#### Assignment:
Down to the last line, the material below should be reproduced exactly.
------------------------------------------------
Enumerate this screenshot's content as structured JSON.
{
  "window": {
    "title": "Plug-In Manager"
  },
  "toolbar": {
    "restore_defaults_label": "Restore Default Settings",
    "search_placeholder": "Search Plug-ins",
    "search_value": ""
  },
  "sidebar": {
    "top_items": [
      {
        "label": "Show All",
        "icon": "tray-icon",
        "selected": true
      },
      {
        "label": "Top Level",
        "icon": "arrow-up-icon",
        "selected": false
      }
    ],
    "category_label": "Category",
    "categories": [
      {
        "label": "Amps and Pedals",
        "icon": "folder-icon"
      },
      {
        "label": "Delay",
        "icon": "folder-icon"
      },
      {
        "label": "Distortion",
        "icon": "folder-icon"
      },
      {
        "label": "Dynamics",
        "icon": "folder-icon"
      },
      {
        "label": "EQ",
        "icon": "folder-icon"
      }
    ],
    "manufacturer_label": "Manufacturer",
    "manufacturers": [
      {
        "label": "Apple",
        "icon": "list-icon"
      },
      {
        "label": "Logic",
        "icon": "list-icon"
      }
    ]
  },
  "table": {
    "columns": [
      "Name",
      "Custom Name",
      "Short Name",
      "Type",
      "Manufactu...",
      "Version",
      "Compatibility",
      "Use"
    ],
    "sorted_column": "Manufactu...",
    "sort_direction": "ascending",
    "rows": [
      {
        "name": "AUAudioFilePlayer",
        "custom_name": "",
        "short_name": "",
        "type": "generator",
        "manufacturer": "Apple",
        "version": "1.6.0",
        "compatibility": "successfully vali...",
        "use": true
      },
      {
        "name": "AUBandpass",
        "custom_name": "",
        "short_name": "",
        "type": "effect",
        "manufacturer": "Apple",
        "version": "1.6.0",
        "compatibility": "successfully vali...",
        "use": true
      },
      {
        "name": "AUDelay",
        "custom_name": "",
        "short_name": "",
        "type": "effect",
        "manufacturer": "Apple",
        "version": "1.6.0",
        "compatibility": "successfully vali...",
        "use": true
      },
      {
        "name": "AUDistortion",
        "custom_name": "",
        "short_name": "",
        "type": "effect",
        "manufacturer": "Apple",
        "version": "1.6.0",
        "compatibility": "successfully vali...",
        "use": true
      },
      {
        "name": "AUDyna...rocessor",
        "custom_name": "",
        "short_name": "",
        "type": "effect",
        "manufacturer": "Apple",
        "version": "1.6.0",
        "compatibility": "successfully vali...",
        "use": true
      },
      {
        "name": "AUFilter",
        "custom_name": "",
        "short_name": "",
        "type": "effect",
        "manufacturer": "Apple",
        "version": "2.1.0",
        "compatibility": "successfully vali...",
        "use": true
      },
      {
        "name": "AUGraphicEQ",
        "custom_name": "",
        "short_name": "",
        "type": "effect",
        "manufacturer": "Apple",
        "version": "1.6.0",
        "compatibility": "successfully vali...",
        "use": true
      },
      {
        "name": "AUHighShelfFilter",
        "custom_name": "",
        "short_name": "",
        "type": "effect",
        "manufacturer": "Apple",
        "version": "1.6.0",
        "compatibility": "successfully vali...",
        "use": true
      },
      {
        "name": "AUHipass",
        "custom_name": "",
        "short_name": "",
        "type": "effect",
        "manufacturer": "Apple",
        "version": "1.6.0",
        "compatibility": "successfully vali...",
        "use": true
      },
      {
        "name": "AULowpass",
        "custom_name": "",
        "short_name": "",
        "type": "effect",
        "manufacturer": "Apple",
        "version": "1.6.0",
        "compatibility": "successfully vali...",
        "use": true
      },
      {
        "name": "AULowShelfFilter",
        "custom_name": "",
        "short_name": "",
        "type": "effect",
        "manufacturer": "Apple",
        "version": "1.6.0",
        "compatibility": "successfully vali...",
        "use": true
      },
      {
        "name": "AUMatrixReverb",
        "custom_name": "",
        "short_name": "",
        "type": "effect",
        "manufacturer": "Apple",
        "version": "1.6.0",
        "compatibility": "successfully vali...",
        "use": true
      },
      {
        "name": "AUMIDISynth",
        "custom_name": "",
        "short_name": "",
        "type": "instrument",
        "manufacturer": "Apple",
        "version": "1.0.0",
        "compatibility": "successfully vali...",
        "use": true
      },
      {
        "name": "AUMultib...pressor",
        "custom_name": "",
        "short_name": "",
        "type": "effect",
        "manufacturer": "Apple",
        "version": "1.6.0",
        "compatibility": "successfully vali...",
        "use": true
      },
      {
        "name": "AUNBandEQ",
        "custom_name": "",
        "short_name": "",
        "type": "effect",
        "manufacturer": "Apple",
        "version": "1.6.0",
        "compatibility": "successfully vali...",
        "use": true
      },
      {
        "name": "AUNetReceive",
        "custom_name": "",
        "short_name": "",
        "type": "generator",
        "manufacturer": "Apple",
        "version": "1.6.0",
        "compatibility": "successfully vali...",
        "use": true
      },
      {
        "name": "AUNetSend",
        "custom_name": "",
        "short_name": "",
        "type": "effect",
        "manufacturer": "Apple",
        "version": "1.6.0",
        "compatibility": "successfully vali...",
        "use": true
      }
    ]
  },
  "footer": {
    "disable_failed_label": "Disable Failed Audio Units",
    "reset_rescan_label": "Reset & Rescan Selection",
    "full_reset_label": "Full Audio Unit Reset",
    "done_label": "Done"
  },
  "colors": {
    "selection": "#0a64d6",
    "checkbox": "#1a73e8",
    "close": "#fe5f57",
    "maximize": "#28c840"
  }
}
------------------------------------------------
#### Solution:
Enumerate this screenshot's content as structured JSON.
{
  "window": {
    "title": "Plug-In Manager"
  },
  "toolbar": {
    "restore_defaults_label": "Restore Default Settings",
    "search_placeholder": "Search Plug-ins",
    "search_value": ""
  },
  "sidebar": {
    "top_items": [
      {
        "label": "Show All",
        "icon": "tray-icon",
        "selected": true
      },
      {
        "label": "Top Level",
        "icon": "arrow-up-icon",
        "selected": false
      }
    ],
    "category_label": "Category",
    "categories": [
      {
        "label": "Amps and Pedals",
        "icon": "folder-icon"
      },
      {
        "label": "Delay",
        "icon": "folder-icon"
      },
      {
        "label": "Distortion",
        "icon": "folder-icon"
      },
      {
        "label": "Dynamics",
        "icon": "folder-icon"
      },
      {
        "label": "EQ",
        "icon": "folder-icon"
      }
    ],
    "manufacturer_label": "Manufacturer",
    "manufacturers": [
      {
        "label": "Apple",
        "icon": "list-icon"
      },
      {
        "label": "Logic",
        "icon": "list-icon"
      }
    ]
  },
  "table": {
    "columns": [
      "Name",
      "Custom Name",
      "Short Name",
      "Type",
      "Manufactu...",
      "Version",
      "Compatibility",
      "Use"
    ],
    "sorted_column": "Manufactu...",
    "sort_direction": "ascending",
    "rows": [
      {
        "name": "AUAudioFilePlayer",
        "custom_name": "",
        "short_name": "",
        "type": "generator",
        "manufacturer": "Apple",
        "version": "1.6.0",
        "compatibility": "successfully vali...",
        "use": true
      },
      {
        "name": "AUBandpass",
        "custom_name": "",
        "short_name": "",
        "type": "effect",
        "manufacturer": "Apple",
        "version": "1.6.0",
        "compatibility": "successfully vali...",
        "use": true
      },
      {
        "name": "AUDelay",
        "custom_name": "",
        "short_name": "",
        "type": "effect",
        "manufacturer": "Apple",
        "version": "1.6.0",
        "compatibility": "successfully vali...",
        "use": true
      },
      {
        "name": "AUDistortion",
        "custom_name": "",
        "short_name": "",
        "type": "effect",
        "manufacturer": "Apple",
        "version": "1.6.0",
        "compatibility": "successfully vali...",
        "use": true
      },
      {
        "name": "AUDyna...rocessor",
        "custom_name": "",
        "short_name": "",
        "type": "effect",
        "manufacturer": "Apple",
        "version": "1.6.0",
        "compatibility": "successfully vali...",
        "use": true
      },
      {
        "name": "AUFilter",
        "custom_name": "",
        "short_name": "",
        "type": "effect",
        "manufacturer": "Apple",
        "version": "2.1.0",
        "compatibility": "successfully vali...",
        "use": true
      },
      {
        "name": "AUGraphicEQ",
        "custom_name": "",
        "short_name": "",
        "type": "effect",
        "manufacturer": "Apple",
        "version": "1.6.0",
        "compatibility": "successfully vali...",
        "use": true
      },
      {
        "name": "AUHighShelfFilter",
        "custom_name": "",
        "short_name": "",
        "type": "effect",
        "manufacturer": "Apple",
        "version": "1.6.0",
        "compatibility": "successfully vali...",
        "use": true
      },
      {
        "name": "AUHipass",
        "custom_name": "",
        "short_name": "",
        "type": "effect",
        "manufacturer": "Apple",
        "version": "1.6.0",
        "compatibility": "successfully vali...",
        "use": true
      },
      {
        "name": "AULowpass",
        "custom_name": "",
        "short_name": "",
        "type": "effect",
        "manufacturer": "Apple",
        "version": "1.6.0",
        "compatibility": "successfully vali...",
        "use": true
      },
      {
        "name": "AULowShelfFilter",
        "custom_name": "",
        "short_name": "",
        "type": "effect",
        "manufacturer": "Apple",
        "version": "1.6.0",
        "compatibility": "successfully vali...",
        "use": true
      },
      {
        "name": "AUMatrixReverb",
        "custom_name": "",
        "short_name": "",
        "type": "effect",
        "manufacturer": "Apple",
        "version": "1.6.0",
        "compatibility": "successfully vali...",
        "use": true
      },
      {
        "name": "AUMIDISynth",
        "custom_name": "",
        "short_name": "",
        "type": "instrument",
        "manufacturer": "Apple",
        "version": "1.0.0",
        "compatibility": "successfully vali...",
        "use": true
      },
      {
        "name": "AUMultib...pressor",
        "custom_name": "",
        "short_name": "",
        "type": "effect",
        "manufacturer": "Apple",
        "version": "1.6.0",
        "compatibility": "successfully vali...",
        "use": true
      },
      {
        "name": "AUNBandEQ",
        "custom_name": "",
        "short_name": "",
        "type": "effect",
        "manufacturer": "Apple",
        "version": "1.6.0",
        "compatibility": "successfully vali...",
        "use": true
      },
      {
        "name": "AUNetReceive",
        "custom_name": "",
        "short_name": "",
        "type": "generator",
        "manufacturer": "Apple",
        "version": "1.6.0",
        "compatibility": "successfully vali...",
        "use": true
      },
      {
        "name": "AUNetSend",
        "custom_name": "",
        "short_name": "",
        "type": "effect",
        "manufacturer": "Apple",
        "version": "1.6.0",
        "compatibility": "successfully vali...",
        "use": true
      }
    ]
  },
  "footer": {
    "disable_failed_label": "Disable Failed Audio Units",
    "reset_rescan_label": "Reset & Rescan Selection",
    "full_reset_label": "Full Audio Unit Reset",
    "done_label": "Done"
  },
  "colors": {
    "selection": "#0a64d6",
    "checkbox": "#1a73e8",
    "close": "#fe5f57",
    "maximize": "#28c840"
  }
}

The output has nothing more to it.